James Whale, best known as the director of Frankenstein and Bride of Frankenstein.
WHAT: I don't really know anything about this film, and I don't want to know, not before seeing it tonight. All I need to be excited is to know that its' the film Whale made between The Old Dark House and The Invisible Man. A fertile period for the director indeed.
WHERE/WHEN: 8:25 PM tonight only at the Castro Theatre.
WHY: Thirteen of the 264 pages of the handsome new fifth edition of the Noir City Annual, available for sale this week only on the mezzanine of the Castro during the Noir City festival, are devoted to an interview with festival founder Eddie Muller, conducted by Jesse Fankhausen. This interview is a must-read, not only for Noir City supporters, but for anyone interested in the last ten or so years of classic film exhibition in this country, and particularly here in San Francisco. There's more candid information about this festival's storied relationships with the Castro Theatre and other Frisco Bay venues it's been associated with, than I've ever seen committed to text.

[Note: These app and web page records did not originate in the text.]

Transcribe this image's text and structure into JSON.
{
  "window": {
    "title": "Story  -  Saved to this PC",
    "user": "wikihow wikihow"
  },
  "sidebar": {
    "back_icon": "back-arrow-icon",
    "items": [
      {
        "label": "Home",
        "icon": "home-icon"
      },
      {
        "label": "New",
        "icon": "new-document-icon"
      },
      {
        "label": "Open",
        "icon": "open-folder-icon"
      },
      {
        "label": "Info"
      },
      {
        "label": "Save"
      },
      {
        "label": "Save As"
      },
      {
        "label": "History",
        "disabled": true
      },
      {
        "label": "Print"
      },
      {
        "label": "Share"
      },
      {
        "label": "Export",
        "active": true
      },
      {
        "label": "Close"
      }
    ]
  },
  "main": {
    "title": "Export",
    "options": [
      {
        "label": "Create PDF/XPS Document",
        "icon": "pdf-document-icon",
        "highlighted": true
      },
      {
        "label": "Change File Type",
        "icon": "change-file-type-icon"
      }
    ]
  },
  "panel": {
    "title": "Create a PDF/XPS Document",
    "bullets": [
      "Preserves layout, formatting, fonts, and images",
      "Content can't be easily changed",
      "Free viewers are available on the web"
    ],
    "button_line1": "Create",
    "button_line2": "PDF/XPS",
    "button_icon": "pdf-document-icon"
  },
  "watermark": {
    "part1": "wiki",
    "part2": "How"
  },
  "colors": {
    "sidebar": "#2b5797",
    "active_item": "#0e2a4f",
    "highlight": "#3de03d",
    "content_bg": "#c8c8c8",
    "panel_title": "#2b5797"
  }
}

At one point in the interview, Muller asks "why haven't other genres gotten this treatment?" It's a question I asked (completely independently- the interview was conducted over a year ago and I didn't read it until yesterday) in my article about last year's festival. I still am not quite sure of the answer, but at the risk of repeating myself, I'll observe again that one of my favorite things about Noir City is that its programming doesn't reflect a genre-purist approach. Noir is its main mission, but the festival is also a showcase for borderline noirs of interest to aficionados and deserving of wider exposure. Already this week's audiences have seen one film that falls in that border zone if not well beyond it: Curse of the Demon, a bona fide horror movie made by a director (Jacques Tourneur) and starring two actors (Dana Andrews and Peggy Cummins) frequently associated with noir.
Despite having been made by Whale, I don't believe The Kiss Before The Mirror is a horror film, but nor does it fit anywhere near the traditionally-defined noir period of 1941-1958 or so, having been made in 1933. It's part of a what the festival is calling a "Pre-Code Proto-Noir Triple Bill" along with William Wyler's 1931 A House Divided and the ultra-obscure (only 5 imdb votes!) Laughter In Hell from 1933. I'm grateful Noir City is able to shine its spotlight on pre-code films for the second year in a row. For those of us who can't get enough of seeing the spottily-enforced censorship of the 1930-1934 period on the big screen, and who can't wait for the Roxie's next pre-code series to kick off in about a month, attendance at the Castro tonight is a must.
HOW: All three films tonight screen in 35mm prints.